Unethical property developments are usually created to benefit the developer directly, and take away a source of enjoyment, history or housing from residents- or change environmental factors. A primary example of this is gentrification: displacing inhabitants for monetary gain.
Recent work in New Islington, Manchester has sparked the debate of unethical developing once again. The source of the disturbance is a new Metrolink stop, that once used to be a popular destination for dog walkers andalike.
Previously green space, the newly named Electric Park will consist of five buildings designed for small to medium businesses.
As previously decided, the plans to develop the Metrolink stop would reduce a 4-acre green space to around 2 and a half acres, a loss of 1.5. However, with this decrease, the developers have considered making theremaining green land significantly better, and a spokesperson for the development has suggested there is a commitment to increase biodiversity by 30percent in the remaining space.
Many residents came forward to voice opinions of the latest development:
“It’s terrible. They are building everywhere, this isn’t London. There’s too much.”
Unethical developments not only affect us, but animals too, many with dogs are finding out that there won’t be a place for their pets to stretch, relax and play: “I think they are keeping the tiniest little patch. I do not have somewhere as close to take my dog to the toilet. We often go to the Marina, but that’s it.”
“It was well-used in lockdown. Just leave it. Canadian Geese are all over it aren’t they? Where else is there going to be?”
Thankfully, in response to the commotion, Liberal Democrat councillor Alan Good has called for a new park to be built in the area to make up for the loss of green space: “We still haven’t heard about plans for any new green space in Ancoats or New Islington, meanwhile hundreds of new people move into the area each year. The city urgently needs joined-up thinking to create world class green spaces at the heart of our city centre neighbourhoods.”
So, should unethical developing continue?
Ultimately, developing in any area will come with residential unrest. Current inhabitants of areas aren’t used to change, so the prospect of new business moving in can become terrifying.
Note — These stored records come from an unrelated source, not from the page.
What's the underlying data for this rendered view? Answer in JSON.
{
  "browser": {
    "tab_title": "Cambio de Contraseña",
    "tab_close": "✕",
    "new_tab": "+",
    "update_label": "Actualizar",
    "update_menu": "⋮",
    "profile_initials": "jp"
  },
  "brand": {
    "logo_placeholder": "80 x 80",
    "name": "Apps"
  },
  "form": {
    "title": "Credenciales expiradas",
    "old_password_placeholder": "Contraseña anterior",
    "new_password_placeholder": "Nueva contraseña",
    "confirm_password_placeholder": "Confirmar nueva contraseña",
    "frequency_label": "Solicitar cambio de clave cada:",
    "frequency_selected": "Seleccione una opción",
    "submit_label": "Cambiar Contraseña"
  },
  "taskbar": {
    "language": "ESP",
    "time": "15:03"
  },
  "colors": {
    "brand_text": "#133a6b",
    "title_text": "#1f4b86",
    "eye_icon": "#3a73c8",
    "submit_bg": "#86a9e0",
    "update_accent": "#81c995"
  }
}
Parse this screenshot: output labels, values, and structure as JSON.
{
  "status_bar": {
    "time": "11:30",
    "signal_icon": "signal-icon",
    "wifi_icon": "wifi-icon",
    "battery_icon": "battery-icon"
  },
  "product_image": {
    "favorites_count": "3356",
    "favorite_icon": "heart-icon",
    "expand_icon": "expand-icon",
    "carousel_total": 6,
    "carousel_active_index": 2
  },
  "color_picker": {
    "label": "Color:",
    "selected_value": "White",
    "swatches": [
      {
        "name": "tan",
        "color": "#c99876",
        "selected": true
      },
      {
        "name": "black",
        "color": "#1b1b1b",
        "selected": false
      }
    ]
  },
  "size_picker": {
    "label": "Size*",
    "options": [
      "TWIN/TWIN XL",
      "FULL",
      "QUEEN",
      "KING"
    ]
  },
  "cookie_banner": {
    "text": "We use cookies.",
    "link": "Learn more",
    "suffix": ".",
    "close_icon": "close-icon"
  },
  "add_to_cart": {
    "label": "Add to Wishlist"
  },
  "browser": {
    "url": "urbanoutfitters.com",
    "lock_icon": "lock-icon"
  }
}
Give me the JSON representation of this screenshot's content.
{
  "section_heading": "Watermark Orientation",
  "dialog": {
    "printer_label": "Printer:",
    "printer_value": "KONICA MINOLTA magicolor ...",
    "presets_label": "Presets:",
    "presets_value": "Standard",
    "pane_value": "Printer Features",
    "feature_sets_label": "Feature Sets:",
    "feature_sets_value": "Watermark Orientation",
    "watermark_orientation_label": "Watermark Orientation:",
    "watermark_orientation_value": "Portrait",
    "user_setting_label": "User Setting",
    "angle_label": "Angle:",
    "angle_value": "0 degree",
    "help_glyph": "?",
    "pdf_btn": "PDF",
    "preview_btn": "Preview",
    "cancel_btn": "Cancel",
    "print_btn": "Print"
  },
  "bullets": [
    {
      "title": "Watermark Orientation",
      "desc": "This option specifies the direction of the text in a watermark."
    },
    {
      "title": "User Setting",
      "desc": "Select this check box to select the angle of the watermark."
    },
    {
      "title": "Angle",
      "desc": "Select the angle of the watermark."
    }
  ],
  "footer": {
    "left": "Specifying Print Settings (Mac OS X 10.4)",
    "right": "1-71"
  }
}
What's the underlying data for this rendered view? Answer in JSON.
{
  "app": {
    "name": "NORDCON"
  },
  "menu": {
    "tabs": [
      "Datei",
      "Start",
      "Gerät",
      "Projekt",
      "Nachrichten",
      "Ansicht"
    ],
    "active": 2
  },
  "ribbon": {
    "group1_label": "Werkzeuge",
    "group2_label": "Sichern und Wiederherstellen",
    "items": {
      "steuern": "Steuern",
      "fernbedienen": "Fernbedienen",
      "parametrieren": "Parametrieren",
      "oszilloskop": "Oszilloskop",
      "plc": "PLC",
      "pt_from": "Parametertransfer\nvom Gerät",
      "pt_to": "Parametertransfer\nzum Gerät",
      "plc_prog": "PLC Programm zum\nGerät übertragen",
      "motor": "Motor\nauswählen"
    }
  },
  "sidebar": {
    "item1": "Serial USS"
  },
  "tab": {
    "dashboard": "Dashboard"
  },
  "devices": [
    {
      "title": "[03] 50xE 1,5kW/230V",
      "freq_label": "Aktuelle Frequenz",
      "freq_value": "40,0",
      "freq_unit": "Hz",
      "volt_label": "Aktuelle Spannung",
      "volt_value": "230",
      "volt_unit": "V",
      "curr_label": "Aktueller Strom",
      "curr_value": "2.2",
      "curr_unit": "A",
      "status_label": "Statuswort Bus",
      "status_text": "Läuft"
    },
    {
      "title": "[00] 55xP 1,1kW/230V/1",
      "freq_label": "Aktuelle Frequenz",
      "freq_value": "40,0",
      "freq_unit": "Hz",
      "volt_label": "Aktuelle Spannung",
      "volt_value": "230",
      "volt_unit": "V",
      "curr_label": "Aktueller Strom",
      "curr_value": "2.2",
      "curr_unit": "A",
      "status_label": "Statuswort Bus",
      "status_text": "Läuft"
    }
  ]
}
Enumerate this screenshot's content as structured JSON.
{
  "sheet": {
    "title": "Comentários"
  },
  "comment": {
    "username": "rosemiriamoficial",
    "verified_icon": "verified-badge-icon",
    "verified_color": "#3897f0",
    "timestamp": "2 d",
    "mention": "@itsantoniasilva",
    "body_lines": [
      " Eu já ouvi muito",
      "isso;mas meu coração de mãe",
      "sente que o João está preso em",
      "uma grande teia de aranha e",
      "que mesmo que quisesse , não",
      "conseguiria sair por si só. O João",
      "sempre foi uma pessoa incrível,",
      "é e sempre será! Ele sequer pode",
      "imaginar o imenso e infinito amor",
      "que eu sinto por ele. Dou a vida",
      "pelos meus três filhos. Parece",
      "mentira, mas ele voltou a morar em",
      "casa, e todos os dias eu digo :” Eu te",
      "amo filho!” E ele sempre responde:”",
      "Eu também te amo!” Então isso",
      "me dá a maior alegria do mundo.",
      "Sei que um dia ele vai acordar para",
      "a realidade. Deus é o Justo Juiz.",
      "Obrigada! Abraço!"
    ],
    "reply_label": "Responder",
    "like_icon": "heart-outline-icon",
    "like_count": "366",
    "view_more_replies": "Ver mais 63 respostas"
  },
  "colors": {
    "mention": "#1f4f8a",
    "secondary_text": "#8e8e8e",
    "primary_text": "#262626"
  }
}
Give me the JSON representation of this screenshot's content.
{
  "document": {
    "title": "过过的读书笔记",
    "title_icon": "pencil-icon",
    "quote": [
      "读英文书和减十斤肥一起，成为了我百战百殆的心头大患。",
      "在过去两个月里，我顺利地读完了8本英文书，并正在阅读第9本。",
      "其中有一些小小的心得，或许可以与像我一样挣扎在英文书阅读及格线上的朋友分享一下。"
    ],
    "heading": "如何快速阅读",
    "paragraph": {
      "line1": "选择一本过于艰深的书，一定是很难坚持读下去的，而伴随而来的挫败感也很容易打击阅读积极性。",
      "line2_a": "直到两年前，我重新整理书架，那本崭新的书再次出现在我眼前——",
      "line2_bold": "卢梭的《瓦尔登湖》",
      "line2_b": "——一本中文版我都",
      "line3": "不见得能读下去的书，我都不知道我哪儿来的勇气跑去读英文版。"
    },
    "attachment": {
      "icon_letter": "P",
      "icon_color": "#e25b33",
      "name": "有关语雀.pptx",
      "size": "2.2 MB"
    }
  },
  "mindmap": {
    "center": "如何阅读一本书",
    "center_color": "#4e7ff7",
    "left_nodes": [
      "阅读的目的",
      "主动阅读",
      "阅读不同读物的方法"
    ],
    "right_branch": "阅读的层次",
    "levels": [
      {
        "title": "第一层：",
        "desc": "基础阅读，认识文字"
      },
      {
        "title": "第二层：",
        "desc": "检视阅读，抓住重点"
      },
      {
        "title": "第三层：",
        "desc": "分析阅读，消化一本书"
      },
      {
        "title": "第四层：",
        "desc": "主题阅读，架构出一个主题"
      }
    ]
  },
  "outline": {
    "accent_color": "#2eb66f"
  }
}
It is more important to figure out what developers can do to compromise with existing residents. Realistically, continued development in an area can provide better lifestyles for those living there as it may become more popular, and more interesting for prospective restaurants, shops, cafes and businesses. Development should be a give and take situation that in the long run benefits the residents, such as redeveloping derelict buildings etc. in order to uplift the area.